Could you print every record below exactly as written?

### [Available data]
----------
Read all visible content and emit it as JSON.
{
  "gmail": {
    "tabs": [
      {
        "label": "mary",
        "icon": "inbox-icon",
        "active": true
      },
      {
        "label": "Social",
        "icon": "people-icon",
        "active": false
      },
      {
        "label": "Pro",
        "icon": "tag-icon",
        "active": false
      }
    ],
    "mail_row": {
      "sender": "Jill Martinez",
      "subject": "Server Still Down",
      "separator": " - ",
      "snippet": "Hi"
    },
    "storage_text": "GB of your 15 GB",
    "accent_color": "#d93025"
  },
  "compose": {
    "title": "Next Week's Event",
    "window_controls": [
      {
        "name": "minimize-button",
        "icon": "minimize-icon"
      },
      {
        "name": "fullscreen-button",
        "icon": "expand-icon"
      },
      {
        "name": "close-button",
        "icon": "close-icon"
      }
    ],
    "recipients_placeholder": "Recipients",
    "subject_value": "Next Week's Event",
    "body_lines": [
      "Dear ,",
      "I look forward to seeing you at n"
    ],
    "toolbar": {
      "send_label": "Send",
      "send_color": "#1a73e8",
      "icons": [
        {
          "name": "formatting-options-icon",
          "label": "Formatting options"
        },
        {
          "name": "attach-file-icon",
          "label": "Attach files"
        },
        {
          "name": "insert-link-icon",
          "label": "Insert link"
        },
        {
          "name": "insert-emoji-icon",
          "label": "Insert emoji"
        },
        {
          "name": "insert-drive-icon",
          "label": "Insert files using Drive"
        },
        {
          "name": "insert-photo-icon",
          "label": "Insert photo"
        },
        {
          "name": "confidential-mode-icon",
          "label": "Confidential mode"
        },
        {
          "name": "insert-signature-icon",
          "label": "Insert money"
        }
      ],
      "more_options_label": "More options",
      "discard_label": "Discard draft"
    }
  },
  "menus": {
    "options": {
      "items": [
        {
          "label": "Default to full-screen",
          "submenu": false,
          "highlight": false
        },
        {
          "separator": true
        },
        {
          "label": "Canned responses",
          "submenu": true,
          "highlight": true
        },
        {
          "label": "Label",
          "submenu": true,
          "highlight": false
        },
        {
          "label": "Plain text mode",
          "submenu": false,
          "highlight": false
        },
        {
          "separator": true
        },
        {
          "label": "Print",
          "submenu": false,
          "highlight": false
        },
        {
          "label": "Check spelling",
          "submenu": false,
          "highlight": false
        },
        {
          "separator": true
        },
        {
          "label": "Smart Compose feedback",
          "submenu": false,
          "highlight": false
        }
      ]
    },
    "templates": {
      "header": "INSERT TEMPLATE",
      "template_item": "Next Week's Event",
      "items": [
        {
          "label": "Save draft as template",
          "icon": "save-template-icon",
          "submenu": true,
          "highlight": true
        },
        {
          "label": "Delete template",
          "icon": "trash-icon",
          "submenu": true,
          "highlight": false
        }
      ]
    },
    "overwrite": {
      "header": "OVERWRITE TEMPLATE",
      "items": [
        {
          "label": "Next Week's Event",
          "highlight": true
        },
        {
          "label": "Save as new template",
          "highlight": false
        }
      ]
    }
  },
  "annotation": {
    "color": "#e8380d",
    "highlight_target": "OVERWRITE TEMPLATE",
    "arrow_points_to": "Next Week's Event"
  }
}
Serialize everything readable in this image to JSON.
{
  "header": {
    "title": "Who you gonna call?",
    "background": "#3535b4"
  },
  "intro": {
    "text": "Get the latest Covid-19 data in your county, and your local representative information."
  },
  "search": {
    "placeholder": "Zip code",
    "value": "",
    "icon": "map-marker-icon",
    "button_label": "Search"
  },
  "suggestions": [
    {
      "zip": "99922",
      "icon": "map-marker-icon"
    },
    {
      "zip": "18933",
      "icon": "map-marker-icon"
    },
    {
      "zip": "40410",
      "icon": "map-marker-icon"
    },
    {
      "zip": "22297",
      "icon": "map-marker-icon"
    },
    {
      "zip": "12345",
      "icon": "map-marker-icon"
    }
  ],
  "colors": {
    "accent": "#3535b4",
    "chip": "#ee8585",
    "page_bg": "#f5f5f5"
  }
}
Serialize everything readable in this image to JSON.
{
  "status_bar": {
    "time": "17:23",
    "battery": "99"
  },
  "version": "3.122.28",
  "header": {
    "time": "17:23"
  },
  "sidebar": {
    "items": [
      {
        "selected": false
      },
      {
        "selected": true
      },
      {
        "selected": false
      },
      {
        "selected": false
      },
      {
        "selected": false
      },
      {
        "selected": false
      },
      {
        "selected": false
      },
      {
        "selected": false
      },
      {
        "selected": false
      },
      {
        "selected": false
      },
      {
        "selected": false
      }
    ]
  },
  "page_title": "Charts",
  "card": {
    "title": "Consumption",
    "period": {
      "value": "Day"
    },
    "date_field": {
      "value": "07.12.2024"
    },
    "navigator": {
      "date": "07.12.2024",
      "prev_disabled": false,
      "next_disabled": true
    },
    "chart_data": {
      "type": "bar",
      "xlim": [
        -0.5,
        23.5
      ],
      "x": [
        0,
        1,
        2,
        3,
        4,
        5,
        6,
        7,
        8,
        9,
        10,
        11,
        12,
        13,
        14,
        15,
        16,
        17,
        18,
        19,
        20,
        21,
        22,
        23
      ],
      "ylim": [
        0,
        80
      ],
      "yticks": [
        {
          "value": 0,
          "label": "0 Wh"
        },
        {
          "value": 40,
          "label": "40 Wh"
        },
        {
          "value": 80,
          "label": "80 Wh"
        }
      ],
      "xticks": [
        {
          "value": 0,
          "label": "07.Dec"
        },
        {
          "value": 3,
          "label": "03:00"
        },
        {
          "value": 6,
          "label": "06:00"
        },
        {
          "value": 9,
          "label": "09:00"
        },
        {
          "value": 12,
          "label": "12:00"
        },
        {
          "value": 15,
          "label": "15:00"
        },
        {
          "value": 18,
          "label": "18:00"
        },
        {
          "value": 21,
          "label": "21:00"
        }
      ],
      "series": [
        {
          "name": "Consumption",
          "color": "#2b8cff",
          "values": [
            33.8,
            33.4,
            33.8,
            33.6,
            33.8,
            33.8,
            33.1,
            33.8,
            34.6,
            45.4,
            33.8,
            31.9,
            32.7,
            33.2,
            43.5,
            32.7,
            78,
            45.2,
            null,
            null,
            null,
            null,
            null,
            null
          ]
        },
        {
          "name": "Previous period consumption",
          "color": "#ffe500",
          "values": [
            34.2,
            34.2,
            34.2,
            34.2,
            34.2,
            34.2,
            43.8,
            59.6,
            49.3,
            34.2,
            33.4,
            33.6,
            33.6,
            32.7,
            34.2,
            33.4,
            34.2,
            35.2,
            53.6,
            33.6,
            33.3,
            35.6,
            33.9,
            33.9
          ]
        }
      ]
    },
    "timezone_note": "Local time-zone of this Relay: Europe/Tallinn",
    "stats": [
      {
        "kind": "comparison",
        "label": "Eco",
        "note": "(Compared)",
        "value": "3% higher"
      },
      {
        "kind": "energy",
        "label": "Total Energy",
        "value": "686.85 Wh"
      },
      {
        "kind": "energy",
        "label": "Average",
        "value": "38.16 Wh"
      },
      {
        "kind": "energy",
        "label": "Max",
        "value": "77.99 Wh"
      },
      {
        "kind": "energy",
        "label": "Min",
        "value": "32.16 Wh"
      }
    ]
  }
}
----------
### [Task result]
Read all visible content and emit it as JSON.
{
  "gmail": {
    "tabs": [
      {
        "label": "mary",
        "icon": "inbox-icon",
        "active": true
      },
      {
        "label": "Social",
        "icon": "people-icon",
        "active": false
      },
      {
        "label": "Pro",
        "icon": "tag-icon",
        "active": false
      }
    ],
    "mail_row": {
      "sender": "Jill Martinez",
      "subject": "Server Still Down",
      "separator": " - ",
      "snippet": "Hi"
    },
    "storage_text": "GB of your 15 GB",
    "accent_color": "#d93025"
  },
  "compose": {
    "title": "Next Week's Event",
    "window_controls": [
      {
        "name": "minimize-button",
        "icon": "minimize-icon"
      },
      {
        "name": "fullscreen-button",
        "icon": "expand-icon"
      },
      {
        "name": "close-button",
        "icon": "close-icon"
      }
    ],
    "recipients_placeholder": "Recipients",
    "subject_value": "Next Week's Event",
    "body_lines": [
      "Dear ,",
      "I look forward to seeing you at n"
    ],
    "toolbar": {
      "send_label": "Send",
      "send_color": "#1a73e8",
      "icons": [
        {
          "name": "formatting-options-icon",
          "label": "Formatting options"
        },
        {
          "name": "attach-file-icon",
          "label": "Attach files"
        },
        {
          "name": "insert-link-icon",
          "label": "Insert link"
        },
        {
          "name": "insert-emoji-icon",
          "label": "Insert emoji"
        },
        {
          "name": "insert-drive-icon",
          "label": "Insert files using Drive"
        },
        {
          "name": "insert-photo-icon",
          "label": "Insert photo"
        },
        {
          "name": "confidential-mode-icon",
          "label": "Confidential mode"
        },
        {
          "name": "insert-signature-icon",
          "label": "Insert money"
        }
      ],
      "more_options_label": "More options",
      "discard_label": "Discard draft"
    }
  },
  "menus": {
    "options": {
      "items": [
        {
          "label": "Default to full-screen",
          "submenu": false,
          "highlight": false
        },
        {
          "separator": true
        },
        {
          "label": "Canned responses",
          "submenu": true,
          "highlight": true
        },
        {
          "label": "Label",
          "submenu": true,
          "highlight": false
        },
        {
          "label": "Plain text mode",
          "submenu": false,
          "highlight": false
        },
        {
          "separator": true
        },
        {
          "label": "Print",
          "submenu": false,
          "highlight": false
        },
        {
          "label": "Check spelling",
          "submenu": false,
          "highlight": false
        },
        {
          "separator": true
        },
        {
          "label": "Smart Compose feedback",
          "submenu": false,
          "highlight": false
        }
      ]
    },
    "templates": {
      "header": "INSERT TEMPLATE",
      "template_item": "Next Week's Event",
      "items": [
        {
          "label": "Save draft as template",
          "icon": "save-template-icon",
          "submenu": true,
          "highlight": true
        },
        {
          "label": "Delete template",
          "icon": "trash-icon",
          "submenu": true,
          "highlight": false
        }
      ]
    },
    "overwrite": {
      "header": "OVERWRITE TEMPLATE",
      "items": [
        {
          "label": "Next Week's Event",
          "highlight": true
        },
        {
          "label": "Save as new template",
          "highlight": false
        }
      ]
    }
  },
  "annotation": {
    "color": "#e8380d",
    "highlight_target": "OVERWRITE TEMPLATE",
    "arrow_points_to": "Next Week's Event"
  }
}
Serialize everything readable in this image to JSON.
{
  "header": {
    "title": "Who you gonna call?",
    "background": "#3535b4"
  },
  "intro": {
    "text": "Get the latest Covid-19 data in your county, and your local representative information."
  },
  "search": {
    "placeholder": "Zip code",
    "value": "",
    "icon": "map-marker-icon",
    "button_label": "Search"
  },
  "suggestions": [
    {
      "zip": "99922",
      "icon": "map-marker-icon"
    },
    {
      "zip": "18933",
      "icon": "map-marker-icon"
    },
    {
      "zip": "40410",
      "icon": "map-marker-icon"
    },
    {
      "zip": "22297",
      "icon": "map-marker-icon"
    },
    {
      "zip": "12345",
      "icon": "map-marker-icon"
    }
  ],
  "colors": {
    "accent": "#3535b4",
    "chip": "#ee8585",
    "page_bg": "#f5f5f5"
  }
}
Serialize everything readable in this image to JSON.
{
  "status_bar": {
    "time": "17:23",
    "battery": "99"
  },
  "version": "3.122.28",
  "header": {
    "time": "17:23"
  },
  "sidebar": {
    "items": [
      {
        "selected": false
      },
      {
        "selected": true
      },
      {
        "selected": false
      },
      {
        "selected": false
      },
      {
        "selected": false
      },
      {
        "selected": false
      },
      {
        "selected": false
      },
      {
        "selected": false
      },
      {
        "selected": false
      },
      {
        "selected": false
      },
      {
        "selected": false
      }
    ]
  },
  "page_title": "Charts",
  "card": {
    "title": "Consumption",
    "period": {
      "value": "Day"
    },
    "date_field": {
      "value": "07.12.2024"
    },
    "navigator": {
      "date": "07.12.2024",
      "prev_disabled": false,
      "next_disabled": true
    },
    "chart_data": {
      "type": "bar",
      "xlim": [
        -0.5,
        23.5
      ],
      "x": [
        0,
        1,
        2,
        3,
        4,
        5,
        6,
        7,
        8,
        9,
        10,
        11,
        12,
        13,
        14,
        15,
        16,
        17,
        18,
        19,
        20,
        21,
        22,
        23
      ],
      "ylim": [
        0,
        80
      ],
      "yticks": [
        {
          "value": 0,
          "label": "0 Wh"
        },
        {
          "value": 40,
          "label": "40 Wh"
        },
        {
          "value": 80,
          "label": "80 Wh"
        }
      ],
      "xticks": [
        {
          "value": 0,
          "label": "07.Dec"
        },
        {
          "value": 3,
          "label": "03:00"
        },
        {
          "value": 6,
          "label": "06:00"
        },
        {
          "value": 9,
          "label": "09:00"
        },
        {
          "value": 12,
          "label": "12:00"
        },
        {
          "value": 15,
          "label": "15:00"
        },
        {
          "value": 18,
          "label": "18:00"
        },
        {
          "value": 21,
          "label": "21:00"
        }
      ],
      "series": [
        {
          "name": "Consumption",
          "color": "#2b8cff",
          "values": [
            33.8,
            33.4,
            33.8,
            33.6,
            33.8,
            33.8,
            33.1,
            33.8,
            34.6,
            45.4,
            33.8,
            31.9,
            32.7,
            33.2,
            43.5,
            32.7,
            78,
            45.2,
            null,
            null,
            null,
            null,
            null,
            null
          ]
        },
        {
          "name": "Previous period consumption",
          "color": "#ffe500",
          "values": [
            34.2,
            34.2,
            34.2,
            34.2,
            34.2,
            34.2,
            43.8,
            59.6,
            49.3,
            34.2,
            33.4,
            33.6,
            33.6,
            32.7,
            34.2,
            33.4,
            34.2,
            35.2,
            53.6,
            33.6,
            33.3,
            35.6,
            33.9,
            33.9
          ]
        }
      ]
    },
    "timezone_note": "Local time-zone of this Relay: Europe/Tallinn",
    "stats": [
      {
        "kind": "comparison",
        "label": "Eco",
        "note": "(Compared)",
        "value": "3% higher"
      },
      {
        "kind": "energy",
        "label": "Total Energy",
        "value": "686.85 Wh"
      },
      {
        "kind": "energy",
        "label": "Average",
        "value": "38.16 Wh"
      },
      {
        "kind": "energy",
        "label": "Max",
        "value": "77.99 Wh"
      },
      {
        "kind": "energy",
        "label": "Min",
        "value": "32.16 Wh"
      }
    ]
  }
}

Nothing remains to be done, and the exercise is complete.